(Beginning of Data for processing)

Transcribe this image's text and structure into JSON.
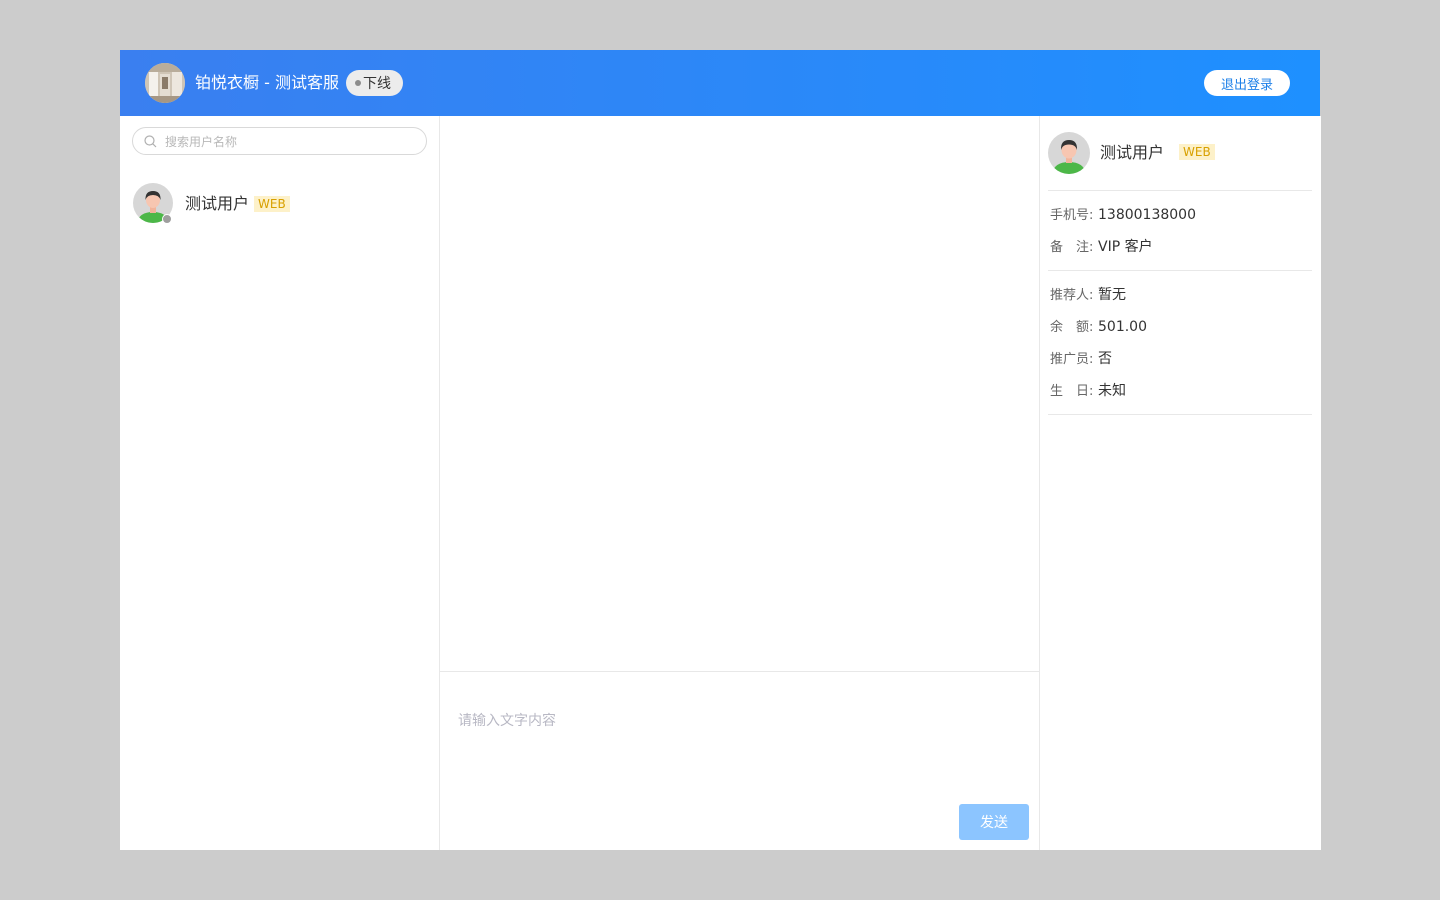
{
  "header": {
    "title": "铂悦衣橱 - 测试客服",
    "status": "下线",
    "logout_label": "退出登录"
  },
  "search": {
    "placeholder": "搜索用户名称"
  },
  "contacts": [
    {
      "name": "测试用户",
      "tag": "WEB",
      "online": false
    }
  ],
  "composer": {
    "placeholder": "请输入文字内容",
    "send_label": "发送"
  },
  "profile": {
    "name": "测试用户",
    "tag": "WEB",
    "fields": [
      {
        "label": "手机号:",
        "value": "13800138000"
      },
      {
        "label": "备　注:",
        "value": "VIP 客户"
      }
    ],
    "extra": [
      {
        "label": "推荐人:",
        "value": "暂无"
      },
      {
        "label": "余　额:",
        "value": "501.00"
      },
      {
        "label": "推广员:",
        "value": "否"
      },
      {
        "label": "生　日:",
        "value": "未知"
      }
    ]
  },
  "colors": {
    "header_start": "#3a7ff0",
    "header_end": "#1e90ff",
    "send_button": "#8cc5ff",
    "tag_bg": "#fdf1c9",
    "tag_text": "#d8a000"
  }
}
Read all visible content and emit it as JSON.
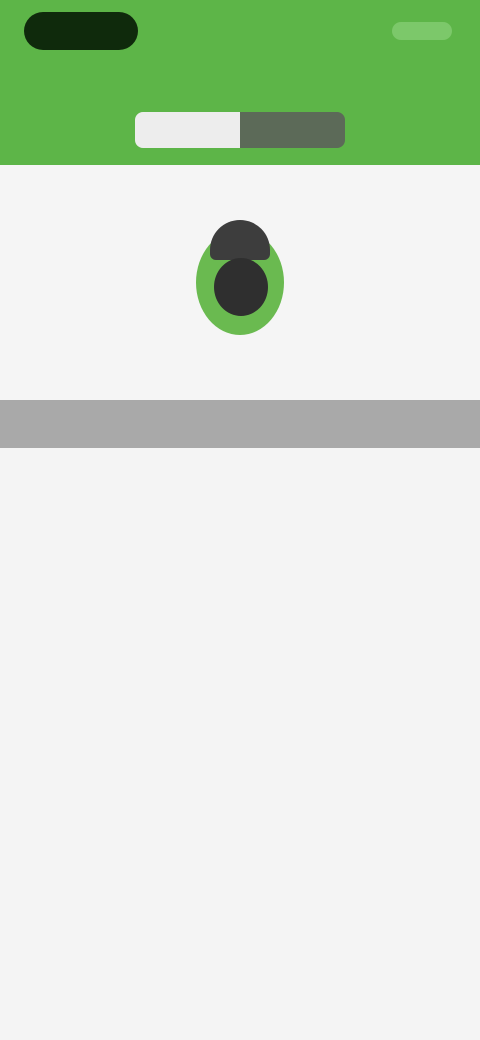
{
  "header": {
    "top_right_action": "",
    "subtext": "",
    "segments": [
      {
        "label": ""
      },
      {
        "label": ""
      }
    ]
  },
  "banner": {
    "text": ""
  },
  "empty_state": {
    "line1": "",
    "line2": ""
  },
  "colors": {
    "brand_green": "#5db548",
    "status_pill": "#0f2a0c",
    "banner_gray": "#a9a9a9",
    "background": "#f3f3f3"
  },
  "icons": {
    "avatar": "android-avatar-icon"
  }
}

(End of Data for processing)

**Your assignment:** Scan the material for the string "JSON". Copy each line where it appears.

**Written response:**
Transcribe this image's text and structure into JSON.
Read all visible content and emit it as JSON.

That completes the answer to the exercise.